• **WHAT TO PRODUCE**: How many lines in the records below contain the word "this"? Answer with the number and nothing else.
____________
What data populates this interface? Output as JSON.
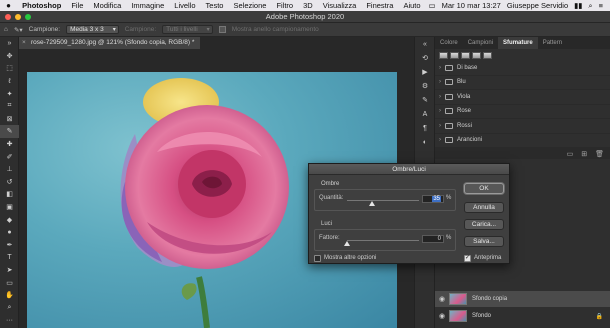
{
  "menubar": {
    "apple": "",
    "items": [
      "Photoshop",
      "File",
      "Modifica",
      "Immagine",
      "Livello",
      "Testo",
      "Selezione",
      "Filtro",
      "3D",
      "Visualizza",
      "Finestra",
      "Aiuto"
    ],
    "clock": "Mar 10 mar  13:27",
    "user": "Giuseppe Servidio"
  },
  "window": {
    "title": "Adobe Photoshop 2020"
  },
  "options_bar": {
    "campione_label": "Campione:",
    "campione_value": "Media 3 x 3",
    "campione2_label": "Campione:",
    "campione2_value": "Tutti i livelli",
    "mostra_anello": "Mostra anello campionamento"
  },
  "document": {
    "tab_title": "rose-729509_1280.jpg @ 121% (Sfondo copia, RGB/8) *"
  },
  "right_panel": {
    "tabs": [
      "Colore",
      "Campioni",
      "Sfumature",
      "Pattern"
    ],
    "active_tab": "Sfumature",
    "folders": [
      "Di base",
      "Blu",
      "Viola",
      "Rose",
      "Rossi",
      "Arancioni"
    ]
  },
  "layers": [
    {
      "name": "Sfondo copia",
      "selected": true
    },
    {
      "name": "Sfondo",
      "selected": false
    }
  ],
  "dialog": {
    "title": "Ombre/Luci",
    "shadows_group": "Ombre",
    "amount_label": "Quantità:",
    "amount_value": "35",
    "amount_unit": "%",
    "highlights_group": "Luci",
    "factor_label": "Fattore:",
    "factor_value": "0",
    "factor_unit": "%",
    "more_options": "Mostra altre opzioni",
    "preview": "Anteprima",
    "amount_fraction": 0.35,
    "factor_fraction": 0.0,
    "buttons": {
      "ok": "OK",
      "cancel": "Annulla",
      "load": "Carica...",
      "save": "Salva..."
    }
  }
}
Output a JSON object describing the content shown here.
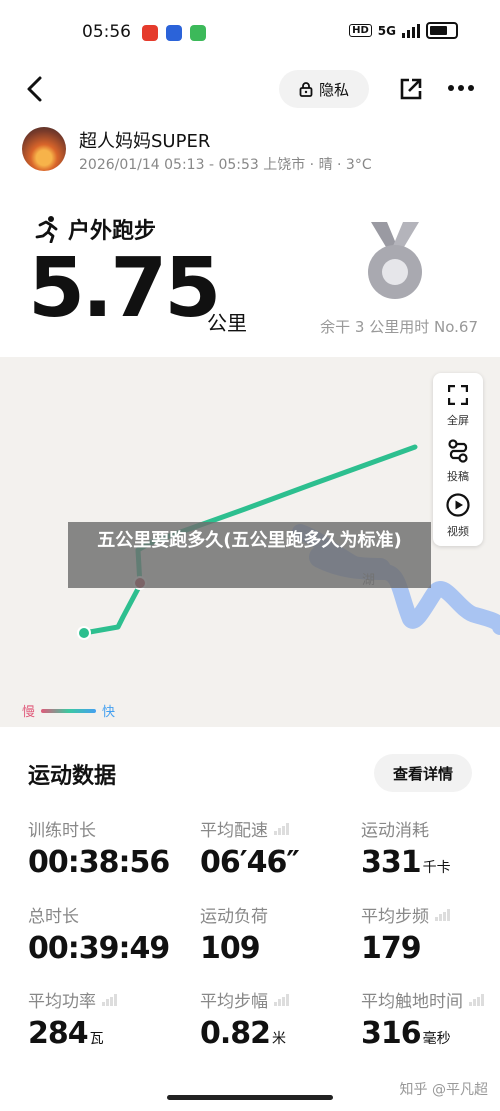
{
  "status_bar": {
    "time": "05:56",
    "network": "5G",
    "hd": "HD"
  },
  "top_bar": {
    "privacy_label": "隐私"
  },
  "user": {
    "name": "超人妈妈SUPER",
    "meta": "2026/01/14 05:13 - 05:53 上饶市 · 晴 · 3°C"
  },
  "workout": {
    "type": "户外跑步",
    "distance": "5.75",
    "unit": "公里",
    "rank": "余干 3 公里用时 No.67"
  },
  "map": {
    "controls": {
      "fullscreen": "全屏",
      "cast": "投稿",
      "video": "视频"
    },
    "place_label": "湖",
    "legend": {
      "slow": "慢",
      "fast": "快"
    },
    "banner": "五公里要跑多久(五公里跑多久为标准)"
  },
  "stats": {
    "title": "运动数据",
    "detail_button": "查看详情",
    "items": [
      {
        "label": "训练时长",
        "value": "00:38:56",
        "unit": ""
      },
      {
        "label": "平均配速",
        "value": "06′46″",
        "unit": ""
      },
      {
        "label": "运动消耗",
        "value": "331",
        "unit": "千卡"
      },
      {
        "label": "总时长",
        "value": "00:39:49",
        "unit": ""
      },
      {
        "label": "运动负荷",
        "value": "109",
        "unit": ""
      },
      {
        "label": "平均步频",
        "value": "179",
        "unit": ""
      },
      {
        "label": "平均功率",
        "value": "284",
        "unit": "瓦"
      },
      {
        "label": "平均步幅",
        "value": "0.82",
        "unit": "米"
      },
      {
        "label": "平均触地时间",
        "value": "316",
        "unit": "毫秒"
      }
    ]
  },
  "watermark": "知乎 @平凡超",
  "colors": {
    "route": "#2dbf8f",
    "water": "#a9c4f2",
    "start": "#2dbf8f",
    "end": "#b43a4a"
  }
}
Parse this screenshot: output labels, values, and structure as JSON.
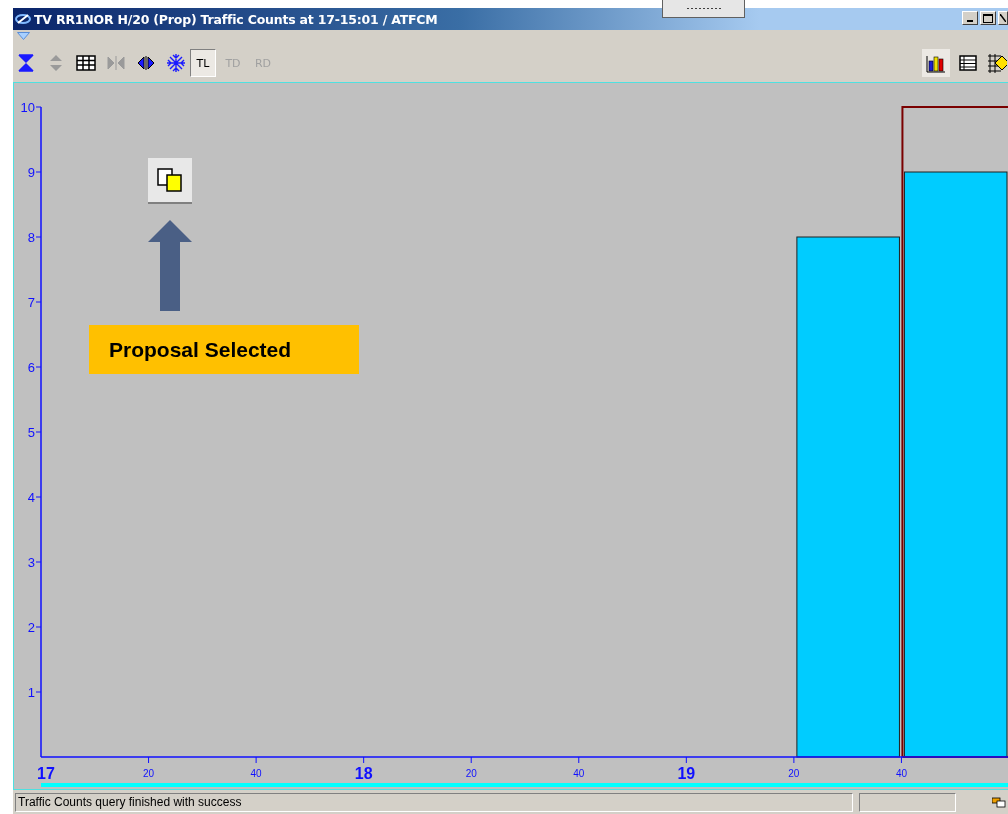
{
  "window": {
    "title": "TV RR1NOR H/20 (Prop) Traffic Counts at 17-15:01 / ATFCM"
  },
  "toolbar": {
    "left_tools": [
      {
        "kind": "icon",
        "disabled": false
      },
      {
        "kind": "icon",
        "disabled": true
      },
      {
        "kind": "icon",
        "disabled": false
      },
      {
        "kind": "icon",
        "disabled": true
      },
      {
        "kind": "icon",
        "disabled": false
      },
      {
        "kind": "icon",
        "disabled": false
      },
      {
        "kind": "text",
        "label": "TL",
        "pressed": true,
        "disabled": false
      },
      {
        "kind": "text",
        "label": "TD",
        "pressed": false,
        "disabled": true
      },
      {
        "kind": "text",
        "label": "RD",
        "pressed": false,
        "disabled": true
      }
    ],
    "right_tools": [
      {
        "pressed": true
      },
      {
        "pressed": false
      },
      {
        "pressed": false
      }
    ]
  },
  "chart": {
    "chart_data": {
      "type": "bar",
      "x": [
        19.5,
        19.8333
      ],
      "values": [
        8,
        9
      ],
      "xlim": [
        17,
        20
      ],
      "ylim": [
        0,
        10
      ],
      "yticks": [
        1,
        2,
        3,
        4,
        5,
        6,
        7,
        8,
        9,
        10
      ],
      "xticks": [
        17,
        18,
        19
      ]
    },
    "x_minor_labels": [
      "20",
      "40",
      "20",
      "40",
      "20",
      "40"
    ],
    "bars": [
      {
        "selected": false
      },
      {
        "selected": true
      }
    ]
  },
  "callout": {
    "label": "Proposal Selected"
  },
  "status_bar": {
    "message": "Traffic Counts query finished with success"
  }
}
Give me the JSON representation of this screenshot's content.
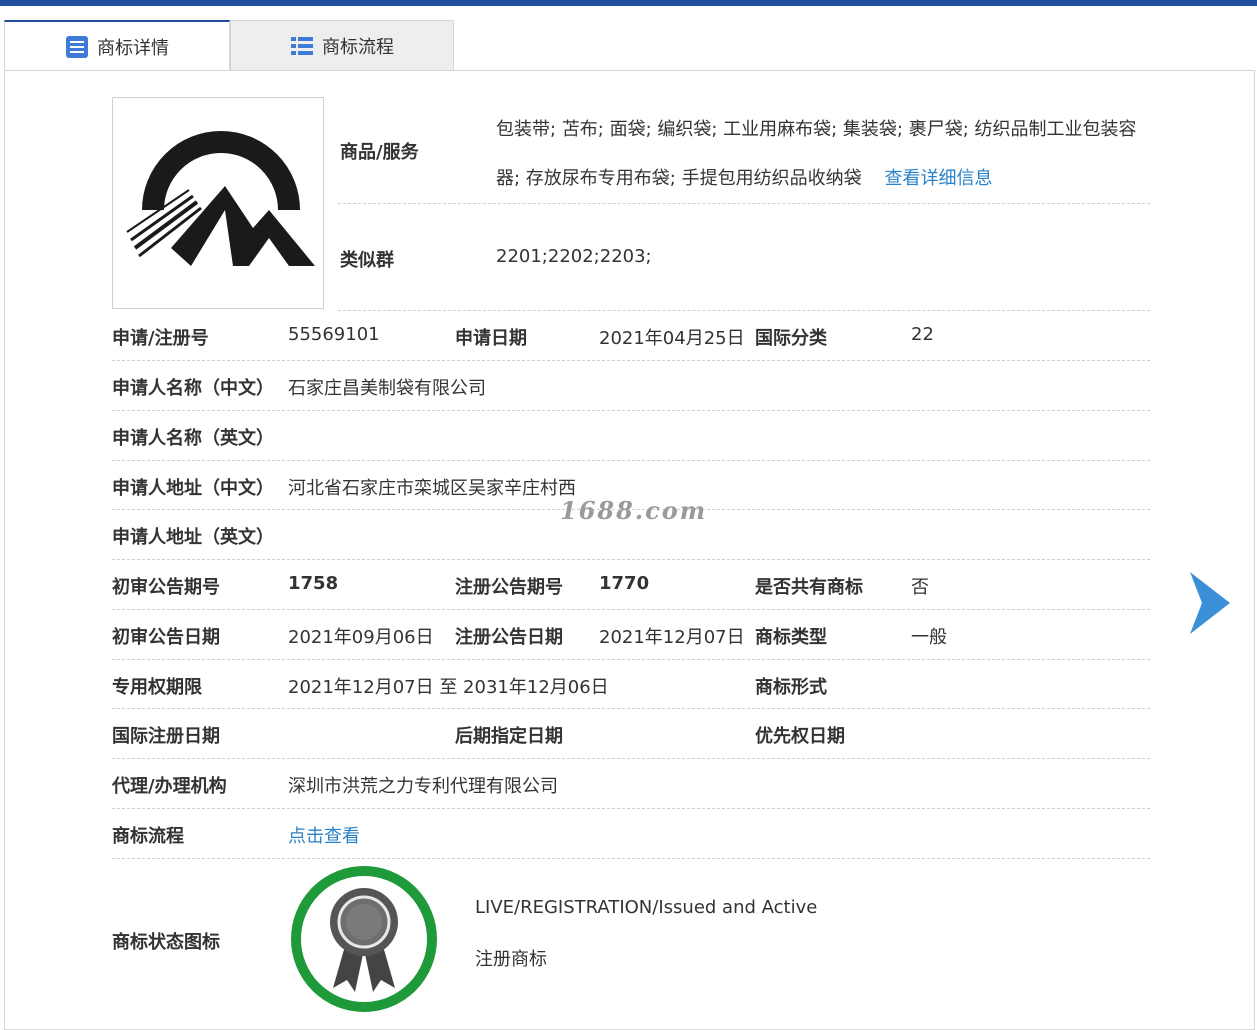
{
  "tabs": {
    "details_label": "商标详情",
    "flow_label": "商标流程"
  },
  "goods": {
    "label": "商品/服务",
    "text": "包装带; 苫布; 面袋; 编织袋; 工业用麻布袋; 集装袋; 裹尸袋; 纺织品制工业包装容器; 存放尿布专用布袋; 手提包用纺织品收纳袋",
    "detail_link": "查看详细信息"
  },
  "similar_group": {
    "label": "类似群",
    "value": "2201;2202;2203;"
  },
  "rows": {
    "reg_no_label": "申请/注册号",
    "reg_no": "55569101",
    "apply_date_label": "申请日期",
    "apply_date": "2021年04月25日",
    "intl_class_label": "国际分类",
    "intl_class": "22",
    "applicant_cn_label": "申请人名称（中文）",
    "applicant_cn": "石家庄昌美制袋有限公司",
    "applicant_en_label": "申请人名称（英文）",
    "address_cn_label": "申请人地址（中文）",
    "address_cn": "河北省石家庄市栾城区吴家辛庄村西",
    "address_en_label": "申请人地址（英文）",
    "prelim_no_label": "初审公告期号",
    "prelim_no": "1758",
    "reg_pub_no_label": "注册公告期号",
    "reg_pub_no": "1770",
    "shared_label": "是否共有商标",
    "shared": "否",
    "prelim_date_label": "初审公告日期",
    "prelim_date": "2021年09月06日",
    "reg_pub_date_label": "注册公告日期",
    "reg_pub_date": "2021年12月07日",
    "tm_type_label": "商标类型",
    "tm_type": "一般",
    "term_label": "专用权期限",
    "term": "2021年12月07日 至 2031年12月06日",
    "tm_form_label": "商标形式",
    "intl_reg_date_label": "国际注册日期",
    "later_date_label": "后期指定日期",
    "priority_date_label": "优先权日期",
    "agency_label": "代理/办理机构",
    "agency": "深圳市洪荒之力专利代理有限公司",
    "flow_label": "商标流程",
    "flow_link": "点击查看",
    "status_icon_label": "商标状态图标",
    "status_en": "LIVE/REGISTRATION/Issued and Active",
    "status_cn": "注册商标"
  },
  "watermark": "1688.com",
  "colors": {
    "tab_accent": "#1f4e9c",
    "link": "#2a82c9",
    "arrow": "#3a8fd6",
    "status_ring": "#1e9a3a"
  },
  "icons": {
    "details_tab": "list-doc-icon",
    "flow_tab": "list-icon",
    "next": "chevron-right-icon",
    "status": "award-ribbon-icon"
  }
}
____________
• **RESULT**: 3